Records from a data collection
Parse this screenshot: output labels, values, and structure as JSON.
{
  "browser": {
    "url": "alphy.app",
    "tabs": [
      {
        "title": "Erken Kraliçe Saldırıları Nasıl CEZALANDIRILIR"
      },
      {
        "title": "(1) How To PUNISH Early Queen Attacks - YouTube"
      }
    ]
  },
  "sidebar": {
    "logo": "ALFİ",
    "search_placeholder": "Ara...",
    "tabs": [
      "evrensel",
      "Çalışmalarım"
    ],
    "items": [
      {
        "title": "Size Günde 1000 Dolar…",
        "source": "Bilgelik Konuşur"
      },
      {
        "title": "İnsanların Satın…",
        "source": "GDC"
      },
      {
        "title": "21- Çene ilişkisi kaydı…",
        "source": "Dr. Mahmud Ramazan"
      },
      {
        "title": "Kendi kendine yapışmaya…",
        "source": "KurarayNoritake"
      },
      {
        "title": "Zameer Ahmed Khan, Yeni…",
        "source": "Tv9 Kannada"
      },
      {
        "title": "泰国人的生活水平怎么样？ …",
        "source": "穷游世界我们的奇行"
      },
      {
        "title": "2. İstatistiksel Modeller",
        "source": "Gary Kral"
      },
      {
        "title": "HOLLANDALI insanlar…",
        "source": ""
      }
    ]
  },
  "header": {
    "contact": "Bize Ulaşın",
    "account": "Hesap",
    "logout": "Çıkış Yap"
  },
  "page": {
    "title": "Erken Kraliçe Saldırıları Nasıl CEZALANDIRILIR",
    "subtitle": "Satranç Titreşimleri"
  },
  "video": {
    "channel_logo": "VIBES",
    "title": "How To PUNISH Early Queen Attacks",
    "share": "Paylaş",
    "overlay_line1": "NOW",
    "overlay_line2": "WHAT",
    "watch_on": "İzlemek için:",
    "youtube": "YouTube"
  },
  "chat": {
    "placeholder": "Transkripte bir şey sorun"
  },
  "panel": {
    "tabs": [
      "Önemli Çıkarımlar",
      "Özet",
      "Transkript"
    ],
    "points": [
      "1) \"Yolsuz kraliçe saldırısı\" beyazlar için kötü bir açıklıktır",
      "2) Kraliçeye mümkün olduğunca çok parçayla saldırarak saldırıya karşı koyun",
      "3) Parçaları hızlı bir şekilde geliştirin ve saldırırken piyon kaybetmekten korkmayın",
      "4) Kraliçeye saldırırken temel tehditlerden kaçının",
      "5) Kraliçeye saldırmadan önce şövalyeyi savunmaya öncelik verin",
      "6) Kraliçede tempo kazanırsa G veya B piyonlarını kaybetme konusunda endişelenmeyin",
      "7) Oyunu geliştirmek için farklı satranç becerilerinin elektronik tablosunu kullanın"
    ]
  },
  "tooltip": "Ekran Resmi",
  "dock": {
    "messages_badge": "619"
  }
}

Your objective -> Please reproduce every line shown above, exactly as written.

Output for this exercise ->
Parse this screenshot: output labels, values, and structure as JSON.
{
  "browser": {
    "url": "alphy.app",
    "tabs": [
      {
        "title": "Erken Kraliçe Saldırıları Nasıl CEZALANDIRILIR"
      },
      {
        "title": "(1) How To PUNISH Early Queen Attacks - YouTube"
      }
    ]
  },
  "sidebar": {
    "logo": "ALFİ",
    "search_placeholder": "Ara...",
    "tabs": [
      "evrensel",
      "Çalışmalarım"
    ],
    "items": [
      {
        "title": "Size Günde 1000 Dolar…",
        "source": "Bilgelik Konuşur"
      },
      {
        "title": "İnsanların Satın…",
        "source": "GDC"
      },
      {
        "title": "21- Çene ilişkisi kaydı…",
        "source": "Dr. Mahmud Ramazan"
      },
      {
        "title": "Kendi kendine yapışmaya…",
        "source": "KurarayNoritake"
      },
      {
        "title": "Zameer Ahmed Khan, Yeni…",
        "source": "Tv9 Kannada"
      },
      {
        "title": "泰国人的生活水平怎么样？ …",
        "source": "穷游世界我们的奇行"
      },
      {
        "title": "2. İstatistiksel Modeller",
        "source": "Gary Kral"
      },
      {
        "title": "HOLLANDALI insanlar…",
        "source": ""
      }
    ]
  },
  "header": {
    "contact": "Bize Ulaşın",
    "account": "Hesap",
    "logout": "Çıkış Yap"
  },
  "page": {
    "title": "Erken Kraliçe Saldırıları Nasıl CEZALANDIRILIR",
    "subtitle": "Satranç Titreşimleri"
  },
  "video": {
    "channel_logo": "VIBES",
    "title": "How To PUNISH Early Queen Attacks",
    "share": "Paylaş",
    "overlay_line1": "NOW",
    "overlay_line2": "WHAT",
    "watch_on": "İzlemek için:",
    "youtube": "YouTube"
  },
  "chat": {
    "placeholder": "Transkripte bir şey sorun"
  },
  "panel": {
    "tabs": [
      "Önemli Çıkarımlar",
      "Özet",
      "Transkript"
    ],
    "points": [
      "1) \"Yolsuz kraliçe saldırısı\" beyazlar için kötü bir açıklıktır",
      "2) Kraliçeye mümkün olduğunca çok parçayla saldırarak saldırıya karşı koyun",
      "3) Parçaları hızlı bir şekilde geliştirin ve saldırırken piyon kaybetmekten korkmayın",
      "4) Kraliçeye saldırırken temel tehditlerden kaçının",
      "5) Kraliçeye saldırmadan önce şövalyeyi savunmaya öncelik verin",
      "6) Kraliçede tempo kazanırsa G veya B piyonlarını kaybetme konusunda endişelenmeyin",
      "7) Oyunu geliştirmek için farklı satranç becerilerinin elektronik tablosunu kullanın"
    ]
  },
  "tooltip": "Ekran Resmi",
  "dock": {
    "messages_badge": "619"
  }
}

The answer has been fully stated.